What is being asked – Go through the listing below and repeat it exactly, dropping the pictures.

Information –
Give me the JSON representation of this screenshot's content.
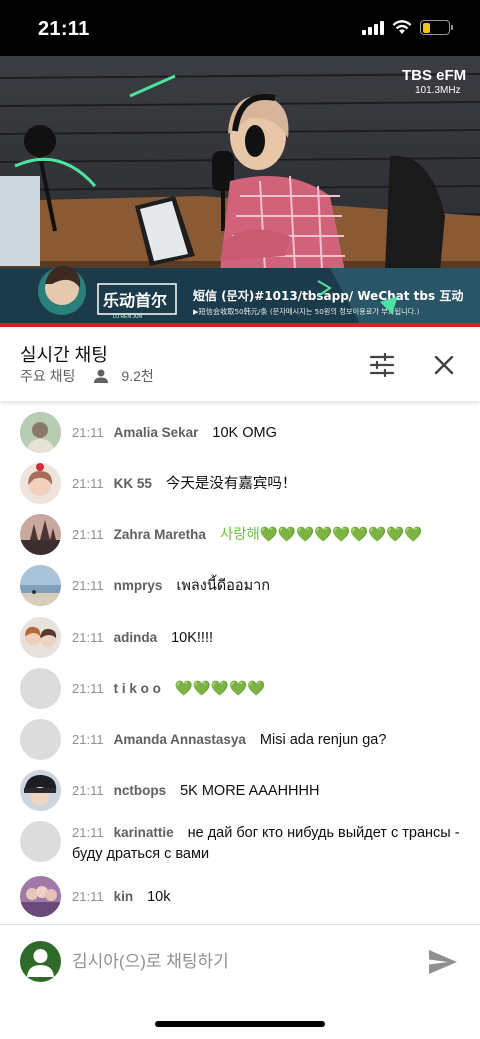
{
  "status_bar": {
    "time": "21:11",
    "battery_level": 0.3,
    "battery_color": "#f3c318"
  },
  "video": {
    "station_logo": "TBS eFM",
    "frequency": "101.3MHz",
    "banner_logo": "乐动首尔",
    "banner_dj": "DJ REN JUN",
    "banner_line1": "短信 (문자)#1013/tbsapp/ WeChat tbs 互动",
    "banner_line2": "▶短信会收取50韩元/条 (문자메시지는 50원의 정보이용료가 부과됩니다.)",
    "progress": 1.0,
    "progress_color": "#e51c23"
  },
  "chat_header": {
    "title": "실시간 채팅",
    "mode": "주요 채팅",
    "viewers": "9.2천",
    "icons": {
      "viewers": "person-icon",
      "filter": "sliders-icon",
      "close": "close-icon"
    }
  },
  "messages": [
    {
      "time": "21:11",
      "author": "Amalia Sekar",
      "text": "10K OMG"
    },
    {
      "time": "21:11",
      "author": "KK 55",
      "text": "今天是没有嘉宾吗！"
    },
    {
      "time": "21:11",
      "author": "Zahra Maretha",
      "text": "사랑해💚💚💚💚💚💚💚💚💚"
    },
    {
      "time": "21:11",
      "author": "nmprys",
      "text": "เพลงนี้ดีออมาก"
    },
    {
      "time": "21:11",
      "author": "adinda",
      "text": "10K!!!!"
    },
    {
      "time": "21:11",
      "author": "t i k o o",
      "text": "💚💚💚💚💚"
    },
    {
      "time": "21:11",
      "author": "Amanda Annastasya",
      "text": "Misi ada renjun ga?"
    },
    {
      "time": "21:11",
      "author": "nctbops",
      "text": "5K MORE AAAHHHH"
    },
    {
      "time": "21:11",
      "author": "karinattie",
      "text": "не дай бог кто нибудь выйдет с трансы - буду драться с вами"
    },
    {
      "time": "21:11",
      "author": "kin",
      "text": "10k"
    }
  ],
  "input": {
    "placeholder": "김시아(으)로 채팅하기",
    "value": "",
    "send_icon": "send-icon"
  }
}
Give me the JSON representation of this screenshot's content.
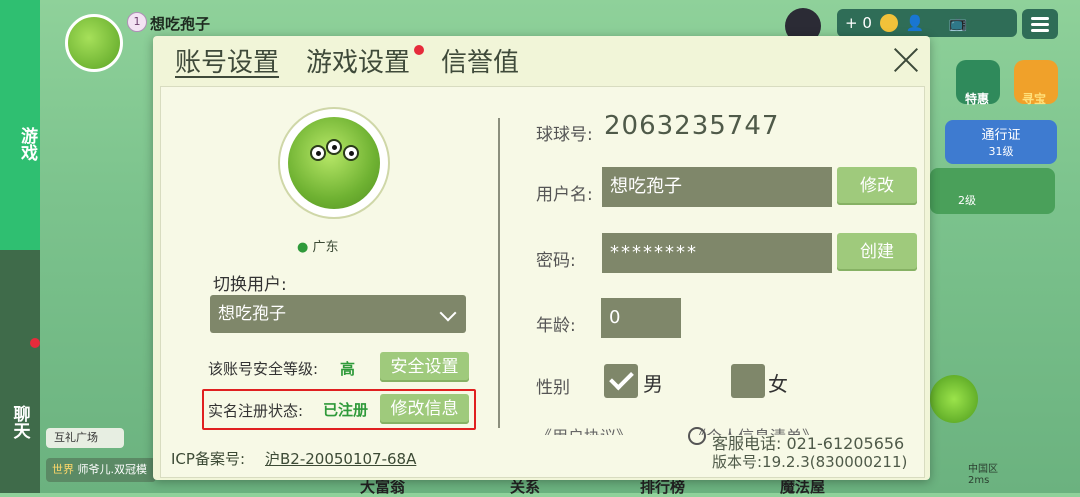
{
  "left_tabs": {
    "game": "游戏",
    "chat": "聊天"
  },
  "player": {
    "name": "想吃孢子",
    "level": "1"
  },
  "top_bar": {
    "coins": "+ 0"
  },
  "right_side": {
    "special": "特惠",
    "treasure": "寻宝",
    "pass": "通行证",
    "pass_level": "31级",
    "tile_level": "2级"
  },
  "chat": {
    "gift_plaza": "互礼广场",
    "world_tag": "世界",
    "world_msg": "师爷儿.双冠模"
  },
  "status": {
    "region": "中国区",
    "ping": "2ms"
  },
  "bottom_nav": [
    "大富翁",
    "关系",
    "排行榜",
    "魔法屋"
  ],
  "dialog": {
    "tabs": {
      "account": "账号设置",
      "game": "游戏设置",
      "credit": "信誉值"
    },
    "location": "广东",
    "switch_user_label": "切换用户:",
    "selected_user": "想吃孢子",
    "security_label": "该账号安全等级:",
    "security_level": "高",
    "security_button": "安全设置",
    "realname_label": "实名注册状态:",
    "realname_value": "已注册",
    "edit_info_button": "修改信息",
    "icp_label": "ICP备案号:",
    "icp_value": "沪B2-20050107-68A",
    "qq_label": "球球号:",
    "qq_value": "2063235747",
    "username_label": "用户名:",
    "username_value": "想吃孢子",
    "username_button": "修改",
    "password_label": "密码:",
    "password_value": "********",
    "password_button": "创建",
    "age_label": "年龄:",
    "age_value": "0",
    "gender_label": "性别",
    "male": "男",
    "female": "女",
    "agreement": "《用户协议》",
    "privacy": "《个人信息清单》",
    "service_phone": "客服电话: 021-61205656",
    "version": "版本号:19.2.3(830000211)"
  }
}
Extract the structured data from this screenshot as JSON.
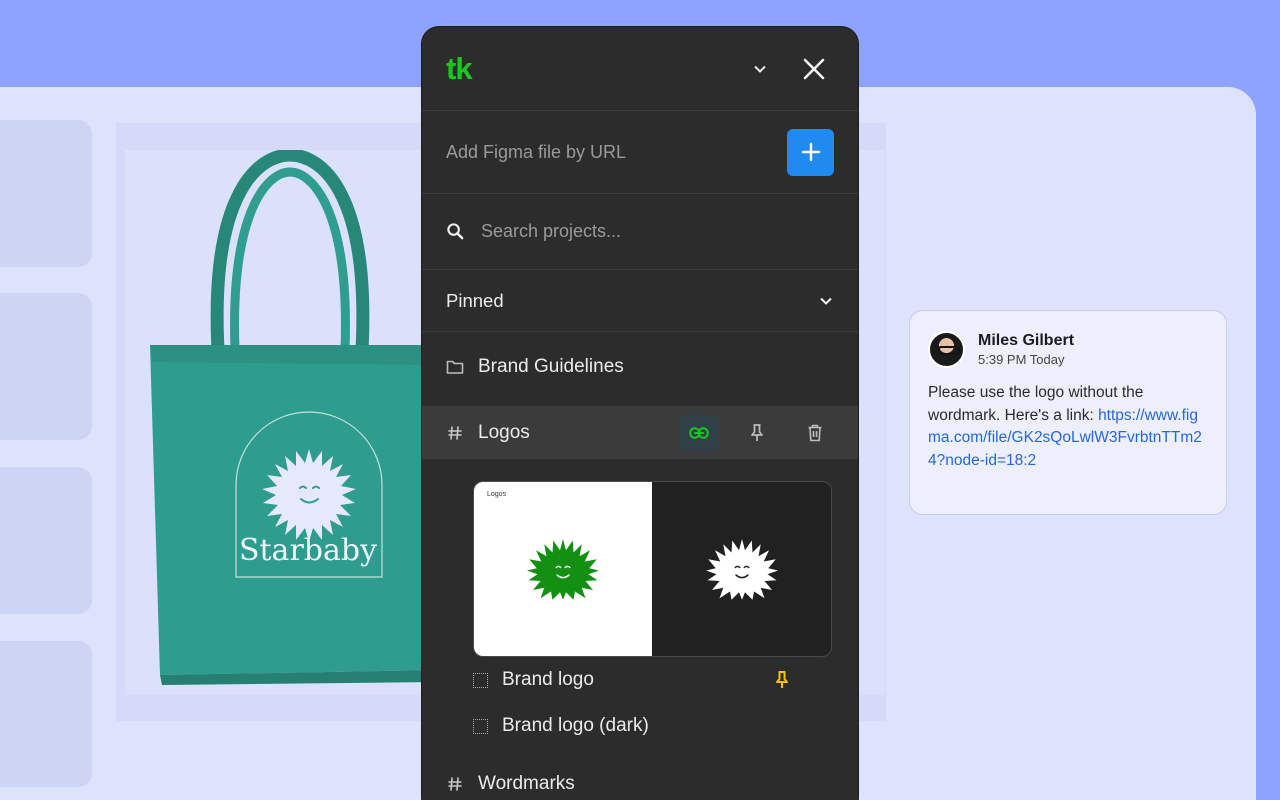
{
  "panel": {
    "logo": "tk",
    "url_input": {
      "placeholder": "Add Figma file by URL",
      "value": ""
    },
    "search_input": {
      "placeholder": "Search projects...",
      "value": ""
    },
    "section_title": "Pinned",
    "folder": {
      "label": "Brand Guidelines"
    },
    "active_item": {
      "label": "Logos"
    },
    "preview": {
      "title": "Logos"
    },
    "children": [
      {
        "label": "Brand logo",
        "pinned": true
      },
      {
        "label": "Brand logo (dark)",
        "pinned": false
      }
    ],
    "next_item": {
      "label": "Wordmarks"
    }
  },
  "artwork": {
    "brand_name": "Starbaby"
  },
  "comment": {
    "author": "Miles Gilbert",
    "time": "5:39 PM Today",
    "text": "Please use the logo without the wordmark. Here's a link: ",
    "link": "https://www.figma.com/file/GK2sQoLwlW3FvrbtnTTm24?node-id=18:2"
  },
  "colors": {
    "background": "#8ea3fd",
    "canvas": "#dde3fd",
    "panel": "#2c2c2c",
    "logo_green": "#19c81e",
    "accent_blue": "#1f8bf0",
    "pin_yellow": "#f5c400",
    "tote_teal": "#2e9c8e",
    "link_blue": "#2766d8"
  },
  "icons": {
    "dropdown": "chevron-down-icon",
    "close": "close-icon",
    "add": "plus-icon",
    "search": "search-icon",
    "folder": "folder-icon",
    "page": "hash-icon",
    "link": "link-icon",
    "pin": "pin-icon",
    "delete": "trash-icon",
    "frame": "frame-icon"
  }
}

Solution –
Give me the JSON representation of this screenshot's content.
{
  "status_bar": {
    "time": "21:11",
    "battery_level": 0.3,
    "battery_color": "#f3c318"
  },
  "video": {
    "station_logo": "TBS eFM",
    "frequency": "101.3MHz",
    "banner_logo": "乐动首尔",
    "banner_dj": "DJ REN JUN",
    "banner_line1": "短信 (문자)#1013/tbsapp/ WeChat tbs 互动",
    "banner_line2": "▶短信会收取50韩元/条 (문자메시지는 50원의 정보이용료가 부과됩니다.)",
    "progress": 1.0,
    "progress_color": "#e51c23"
  },
  "chat_header": {
    "title": "실시간 채팅",
    "mode": "주요 채팅",
    "viewers": "9.2천",
    "icons": {
      "viewers": "person-icon",
      "filter": "sliders-icon",
      "close": "close-icon"
    }
  },
  "messages": [
    {
      "time": "21:11",
      "author": "Amalia Sekar",
      "text": "10K OMG"
    },
    {
      "time": "21:11",
      "author": "KK 55",
      "text": "今天是没有嘉宾吗！"
    },
    {
      "time": "21:11",
      "author": "Zahra Maretha",
      "text": "사랑해💚💚💚💚💚💚💚💚💚"
    },
    {
      "time": "21:11",
      "author": "nmprys",
      "text": "เพลงนี้ดีออมาก"
    },
    {
      "time": "21:11",
      "author": "adinda",
      "text": "10K!!!!"
    },
    {
      "time": "21:11",
      "author": "t i k o o",
      "text": "💚💚💚💚💚"
    },
    {
      "time": "21:11",
      "author": "Amanda Annastasya",
      "text": "Misi ada renjun ga?"
    },
    {
      "time": "21:11",
      "author": "nctbops",
      "text": "5K MORE AAAHHHH"
    },
    {
      "time": "21:11",
      "author": "karinattie",
      "text": "не дай бог кто нибудь выйдет с трансы - буду драться с вами"
    },
    {
      "time": "21:11",
      "author": "kin",
      "text": "10k"
    }
  ],
  "input": {
    "placeholder": "김시아(으)로 채팅하기",
    "value": "",
    "send_icon": "send-icon"
  }
}
Give me the JSON representation of this screenshot's content.
{
  "left_tabs": {
    "game": "游戏",
    "chat": "聊天"
  },
  "player": {
    "name": "想吃孢子",
    "level": "1"
  },
  "top_bar": {
    "coins": "+ 0"
  },
  "right_side": {
    "special": "特惠",
    "treasure": "寻宝",
    "pass": "通行证",
    "pass_level": "31级",
    "tile_level": "2级"
  },
  "chat": {
    "gift_plaza": "互礼广场",
    "world_tag": "世界",
    "world_msg": "师爷儿.双冠模"
  },
  "status": {
    "region": "中国区",
    "ping": "2ms"
  },
  "bottom_nav": [
    "大富翁",
    "关系",
    "排行榜",
    "魔法屋"
  ],
  "dialog": {
    "tabs": {
      "account": "账号设置",
      "game": "游戏设置",
      "credit": "信誉值"
    },
    "location": "广东",
    "switch_user_label": "切换用户:",
    "selected_user": "想吃孢子",
    "security_label": "该账号安全等级:",
    "security_level": "高",
    "security_button": "安全设置",
    "realname_label": "实名注册状态:",
    "realname_value": "已注册",
    "edit_info_button": "修改信息",
    "icp_label": "ICP备案号:",
    "icp_value": "沪B2-20050107-68A",
    "qq_label": "球球号:",
    "qq_value": "2063235747",
    "username_label": "用户名:",
    "username_value": "想吃孢子",
    "username_button": "修改",
    "password_label": "密码:",
    "password_value": "********",
    "password_button": "创建",
    "age_label": "年龄:",
    "age_value": "0",
    "gender_label": "性别",
    "male": "男",
    "female": "女",
    "agreement": "《用户协议》",
    "privacy": "《个人信息清单》",
    "service_phone": "客服电话: 021-61205656",
    "version": "版本号:19.2.3(830000211)"
  }
}
Extract the structured data from this screenshot as JSON.
{
  "panel": {
    "logo": "tk",
    "url_input": {
      "placeholder": "Add Figma file by URL",
      "value": ""
    },
    "search_input": {
      "placeholder": "Search projects...",
      "value": ""
    },
    "section_title": "Pinned",
    "folder": {
      "label": "Brand Guidelines"
    },
    "active_item": {
      "label": "Logos"
    },
    "preview": {
      "title": "Logos"
    },
    "children": [
      {
        "label": "Brand logo",
        "pinned": true
      },
      {
        "label": "Brand logo (dark)",
        "pinned": false
      }
    ],
    "next_item": {
      "label": "Wordmarks"
    }
  },
  "artwork": {
    "brand_name": "Starbaby"
  },
  "comment": {
    "author": "Miles Gilbert",
    "time": "5:39 PM Today",
    "text": "Please use the logo without the wordmark. Here's a link: ",
    "link": "https://www.figma.com/file/GK2sQoLwlW3FvrbtnTTm24?node-id=18:2"
  },
  "colors": {
    "background": "#8ea3fd",
    "canvas": "#dde3fd",
    "panel": "#2c2c2c",
    "logo_green": "#19c81e",
    "accent_blue": "#1f8bf0",
    "pin_yellow": "#f5c400",
    "tote_teal": "#2e9c8e",
    "link_blue": "#2766d8"
  },
  "icons": {
    "dropdown": "chevron-down-icon",
    "close": "close-icon",
    "add": "plus-icon",
    "search": "search-icon",
    "folder": "folder-icon",
    "page": "hash-icon",
    "link": "link-icon",
    "pin": "pin-icon",
    "delete": "trash-icon",
    "frame": "frame-icon"
  }
}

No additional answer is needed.